Be the compassion in healthcare.
Recently, I was struck by a conversation I had with a patient who had been told she had "small amount of calcium on her heart walls that we should continue to monitor."
No explanation by her cardiologist as to what that meant (or if there was she tuned it out).
The news was delivered as if she was a machine.
This, compounded by also being she would need a stent at "some point."
As if she was a ticking time bomb.
If you didn't know... LANGUAGE MATTERS.
From a neurological perspective, language can make all the difference in a patient's motivation and belief systems, and influence the imprint of those beliefs on the brain. The stronger the negative imprint, the greater the fear, the lower the result in positive lifestyle changes.
This particular patient was worried enough to reach out to talk about her fear, which is incredibly rare. Many patients never reach out for help. (BTW - Did you know that people spend less time deciding on surgery than they do buying a car? True story).
Through our discussion, I discovered that she had a lack of knowledge about her diagnosis, and held the belief that she was on the down-slope of life. As a result, she had stopped moving forward with creating positive changes that would keep her heart condition from progressing.
She was leading life as a death sentence.
This led us to a conversation about lifestyle. Most of the conversation focused around goal-setting. I found she had set completely unrealistic goals that left her feeling defeated. We set more reasonable goals. I gave her the standard heart-diet-exercise-nutrition-speech that nurses always give, and then wrapped up what was a very nice, tidy conversation.
Then something remarkable happened.
I realized I wasn't done. In fact, I had a lot more to say.
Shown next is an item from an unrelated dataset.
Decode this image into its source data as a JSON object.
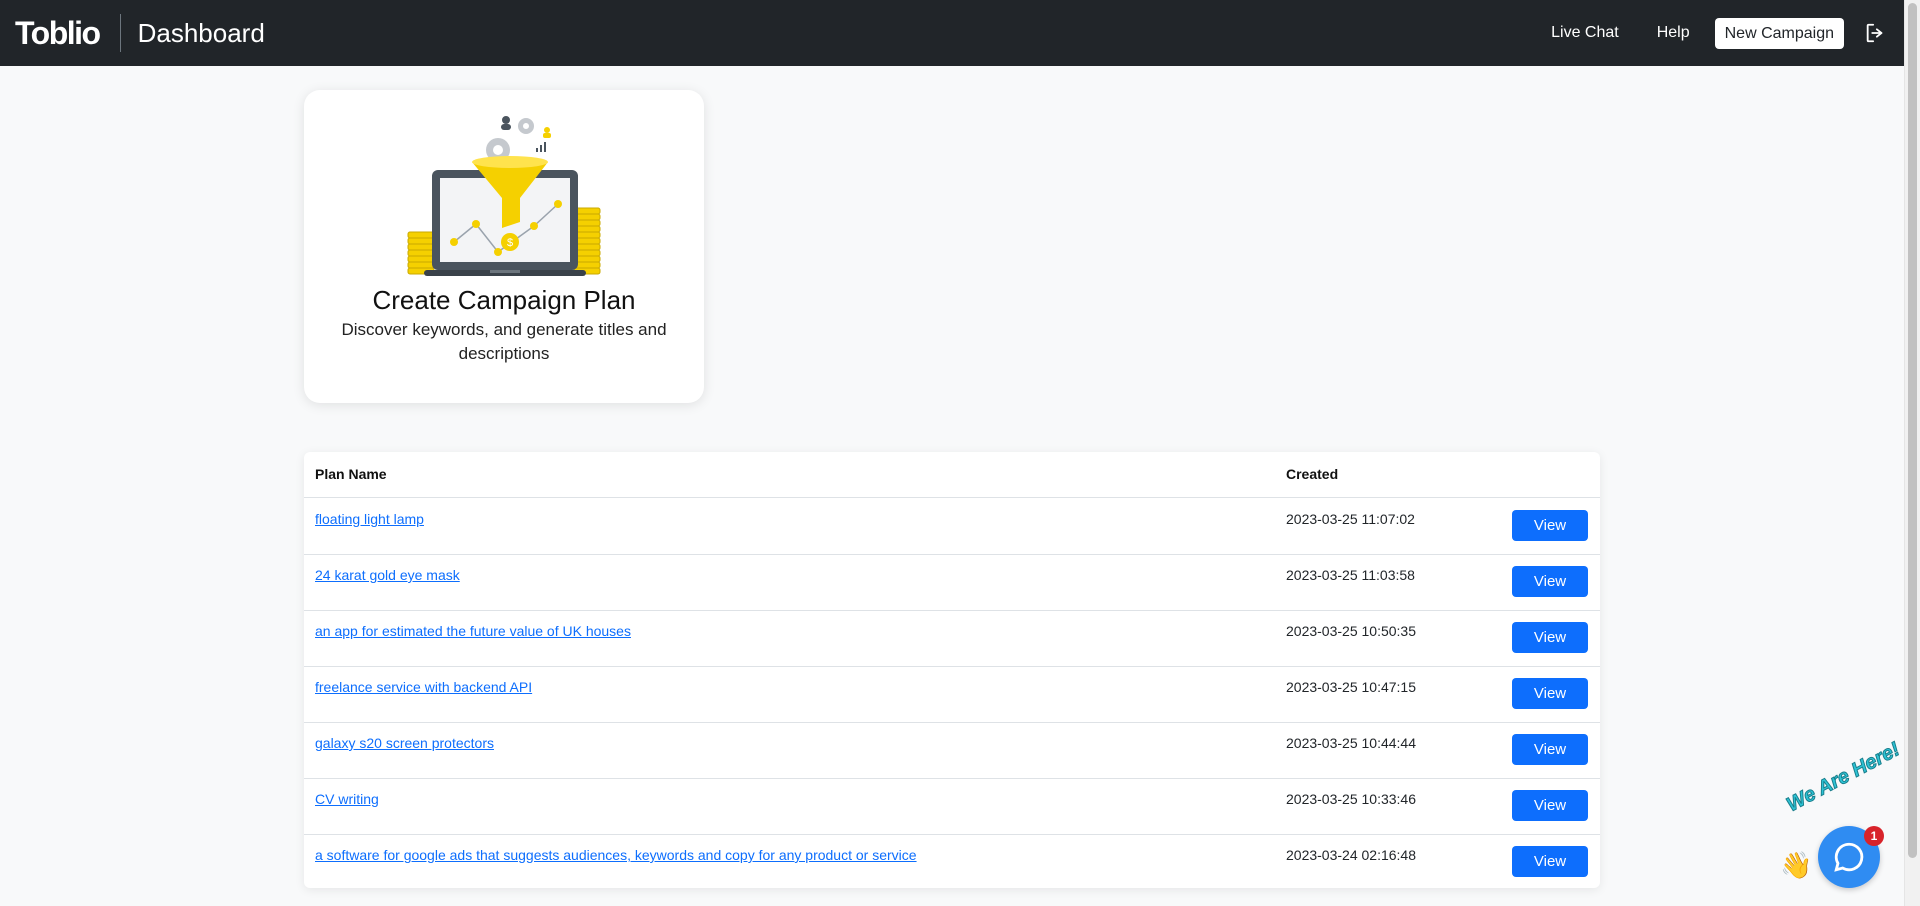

I took five minutes to dig, I found some additional resources that could help, and trusted my own knowledge and voice from twenty years experience in motivating students through movement. I picked up the phone called the patient back and said, "We're not done here yet, I have more."
The whole encounter took ten minutes. The patient was teary with gratitude on the phone, and I gave myself a high-five.
We ALL have ten minutes to make that kind of magic happen.
I don't share this story because I think I am a fabulous nurse (admittedly, I do work remarkably hard to be fabulous). I share this story because we can all do better than this. I share this because compassion is what they taught every medical professional to do in school, but against the pressure of time, insurance, peers, and industry we all regularly fail.
LANGUAGE IS THE QUICKEST GATEWAY TO EMPOWERMENT.
I entered medicine to find out why my clients in my Live Pain Free practice often show up already identifying as "broken." As I have gone deeper and deeper into the language of healthcare I have begun to rage against an industry that treats our patients as if they are machines needing to be fixed. As a result, I have made a conscious decision to only work at establishments that believe in compassionate healthcare. I have quickly come to realize that "empowerment language" is contagious. I'm starting conversations about it at my incredibly open, innovative workplaces. I am creating presentations, curriculum and having conversations with inspired healthcare leaders who all believe we can do better.
FYI - I'm not perfect at it either. This issue is even bigger than the healthcare system. We are all cultured into the idea of "broken." Like learning a foreign language, empowerment language also takes an immense amount of practice.
But we ALL simply must do better than this.
I would say this to medical professionals in particular - you didn't pay all that money to get all that knowledge in your head to not share it. So share it. Take the ten minutes. Go the extra step. Have a little moxie and trust your own damn voice. You might change someone's life, or not... but at least you know you tried.